**ABOUT THIS EXERCISE:** All that is needed is each line of the entries holding the word "icon", copied as it stands.
•••
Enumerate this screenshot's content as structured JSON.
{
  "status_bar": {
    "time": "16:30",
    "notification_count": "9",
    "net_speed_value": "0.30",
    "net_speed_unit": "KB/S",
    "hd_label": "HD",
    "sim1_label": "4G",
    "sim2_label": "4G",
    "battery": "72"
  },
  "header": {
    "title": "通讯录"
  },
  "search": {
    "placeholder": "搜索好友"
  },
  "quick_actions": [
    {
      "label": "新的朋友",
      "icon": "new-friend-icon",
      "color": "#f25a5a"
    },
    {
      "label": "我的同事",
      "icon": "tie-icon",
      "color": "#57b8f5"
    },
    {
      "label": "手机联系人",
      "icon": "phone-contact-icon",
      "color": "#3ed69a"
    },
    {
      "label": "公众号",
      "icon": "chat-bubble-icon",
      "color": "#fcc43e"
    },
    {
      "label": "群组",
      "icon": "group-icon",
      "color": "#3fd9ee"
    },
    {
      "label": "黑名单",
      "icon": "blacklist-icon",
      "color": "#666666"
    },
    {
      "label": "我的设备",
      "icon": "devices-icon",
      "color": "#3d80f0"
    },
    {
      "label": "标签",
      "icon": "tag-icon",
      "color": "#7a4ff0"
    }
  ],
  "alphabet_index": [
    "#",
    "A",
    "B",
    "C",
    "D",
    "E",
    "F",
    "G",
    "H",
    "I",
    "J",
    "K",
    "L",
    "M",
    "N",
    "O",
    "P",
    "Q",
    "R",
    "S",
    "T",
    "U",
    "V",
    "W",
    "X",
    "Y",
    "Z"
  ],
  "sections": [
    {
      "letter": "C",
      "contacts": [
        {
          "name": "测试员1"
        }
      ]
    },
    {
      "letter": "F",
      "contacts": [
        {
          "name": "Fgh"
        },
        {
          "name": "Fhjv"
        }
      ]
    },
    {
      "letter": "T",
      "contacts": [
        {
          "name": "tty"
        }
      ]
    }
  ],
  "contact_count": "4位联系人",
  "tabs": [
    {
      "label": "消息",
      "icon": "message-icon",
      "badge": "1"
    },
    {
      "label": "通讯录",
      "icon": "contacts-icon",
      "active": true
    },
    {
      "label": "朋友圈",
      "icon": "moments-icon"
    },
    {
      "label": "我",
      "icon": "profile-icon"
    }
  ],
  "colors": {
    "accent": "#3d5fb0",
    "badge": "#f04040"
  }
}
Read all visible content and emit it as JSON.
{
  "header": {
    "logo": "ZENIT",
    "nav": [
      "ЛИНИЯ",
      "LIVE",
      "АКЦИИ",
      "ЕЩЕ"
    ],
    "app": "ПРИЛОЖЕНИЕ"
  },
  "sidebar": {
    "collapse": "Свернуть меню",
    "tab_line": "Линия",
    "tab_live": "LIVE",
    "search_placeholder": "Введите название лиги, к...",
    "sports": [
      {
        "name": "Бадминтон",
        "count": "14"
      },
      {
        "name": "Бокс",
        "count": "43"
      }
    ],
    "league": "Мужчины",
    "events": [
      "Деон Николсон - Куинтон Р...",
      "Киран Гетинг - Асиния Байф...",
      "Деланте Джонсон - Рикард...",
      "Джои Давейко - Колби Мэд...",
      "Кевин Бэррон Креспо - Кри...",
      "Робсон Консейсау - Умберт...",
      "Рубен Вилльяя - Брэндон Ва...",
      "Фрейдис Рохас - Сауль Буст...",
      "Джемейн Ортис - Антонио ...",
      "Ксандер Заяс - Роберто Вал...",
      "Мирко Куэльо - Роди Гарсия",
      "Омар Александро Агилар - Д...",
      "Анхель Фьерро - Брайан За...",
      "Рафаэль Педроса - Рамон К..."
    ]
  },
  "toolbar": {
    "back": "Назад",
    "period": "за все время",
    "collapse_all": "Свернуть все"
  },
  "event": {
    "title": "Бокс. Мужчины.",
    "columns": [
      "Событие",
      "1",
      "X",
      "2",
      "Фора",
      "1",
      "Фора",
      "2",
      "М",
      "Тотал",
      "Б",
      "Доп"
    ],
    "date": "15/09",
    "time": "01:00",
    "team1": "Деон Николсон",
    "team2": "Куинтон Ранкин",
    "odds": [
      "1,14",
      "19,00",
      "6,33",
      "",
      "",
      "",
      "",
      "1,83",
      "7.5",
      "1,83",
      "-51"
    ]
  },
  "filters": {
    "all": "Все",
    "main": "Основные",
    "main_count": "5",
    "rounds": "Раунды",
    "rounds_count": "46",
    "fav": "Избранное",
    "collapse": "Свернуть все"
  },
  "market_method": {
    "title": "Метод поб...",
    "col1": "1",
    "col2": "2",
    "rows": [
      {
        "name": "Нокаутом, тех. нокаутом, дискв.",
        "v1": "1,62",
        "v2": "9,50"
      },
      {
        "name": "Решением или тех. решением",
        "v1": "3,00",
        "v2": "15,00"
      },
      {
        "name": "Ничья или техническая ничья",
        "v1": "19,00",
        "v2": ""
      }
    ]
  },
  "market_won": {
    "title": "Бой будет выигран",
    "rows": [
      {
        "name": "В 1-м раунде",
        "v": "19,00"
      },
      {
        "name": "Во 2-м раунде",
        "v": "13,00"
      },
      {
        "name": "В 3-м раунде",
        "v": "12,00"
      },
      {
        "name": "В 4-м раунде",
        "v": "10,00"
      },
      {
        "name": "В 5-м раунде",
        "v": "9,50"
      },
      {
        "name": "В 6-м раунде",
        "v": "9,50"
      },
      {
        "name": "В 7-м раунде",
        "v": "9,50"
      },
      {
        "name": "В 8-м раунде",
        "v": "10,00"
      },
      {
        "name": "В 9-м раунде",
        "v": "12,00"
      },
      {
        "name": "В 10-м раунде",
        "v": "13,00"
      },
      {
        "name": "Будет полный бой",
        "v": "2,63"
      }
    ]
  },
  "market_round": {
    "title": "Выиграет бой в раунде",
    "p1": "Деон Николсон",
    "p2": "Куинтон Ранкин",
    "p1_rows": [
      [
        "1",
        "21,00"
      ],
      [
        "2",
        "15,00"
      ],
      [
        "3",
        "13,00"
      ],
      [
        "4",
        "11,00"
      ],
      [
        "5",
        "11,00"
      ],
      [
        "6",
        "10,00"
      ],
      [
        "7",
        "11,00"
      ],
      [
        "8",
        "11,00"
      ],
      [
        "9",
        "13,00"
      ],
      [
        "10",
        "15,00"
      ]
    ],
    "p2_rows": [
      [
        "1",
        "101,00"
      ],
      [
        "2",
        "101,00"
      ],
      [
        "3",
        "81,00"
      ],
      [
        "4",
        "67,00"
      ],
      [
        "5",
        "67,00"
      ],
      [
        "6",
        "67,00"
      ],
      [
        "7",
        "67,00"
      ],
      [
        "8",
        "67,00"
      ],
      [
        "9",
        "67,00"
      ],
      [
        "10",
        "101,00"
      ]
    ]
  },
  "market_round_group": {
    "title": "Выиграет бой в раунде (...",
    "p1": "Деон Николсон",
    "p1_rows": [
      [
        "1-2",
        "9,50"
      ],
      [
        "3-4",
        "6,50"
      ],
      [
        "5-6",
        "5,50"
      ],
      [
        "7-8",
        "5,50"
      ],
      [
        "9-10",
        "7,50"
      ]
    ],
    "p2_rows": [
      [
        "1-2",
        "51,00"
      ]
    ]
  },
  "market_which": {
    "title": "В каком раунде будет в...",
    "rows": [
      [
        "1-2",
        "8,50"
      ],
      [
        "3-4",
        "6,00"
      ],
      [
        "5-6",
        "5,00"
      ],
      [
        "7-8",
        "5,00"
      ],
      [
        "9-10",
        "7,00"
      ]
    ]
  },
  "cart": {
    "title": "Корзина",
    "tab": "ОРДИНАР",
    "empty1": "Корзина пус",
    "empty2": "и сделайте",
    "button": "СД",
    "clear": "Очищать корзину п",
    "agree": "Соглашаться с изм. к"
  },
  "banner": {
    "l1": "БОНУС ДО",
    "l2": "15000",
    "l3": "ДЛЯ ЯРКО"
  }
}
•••
**RESPONSE BOX:**
      "icon": "new-friend-icon",
      "icon": "tie-icon",
      "icon": "phone-contact-icon",
      "icon": "chat-bubble-icon",
      "icon": "group-icon",
      "icon": "blacklist-icon",
      "icon": "devices-icon",
      "icon": "tag-icon",
      "icon": "message-icon",
      "icon": "contacts-icon",
      "icon": "moments-icon"
      "icon": "profile-icon"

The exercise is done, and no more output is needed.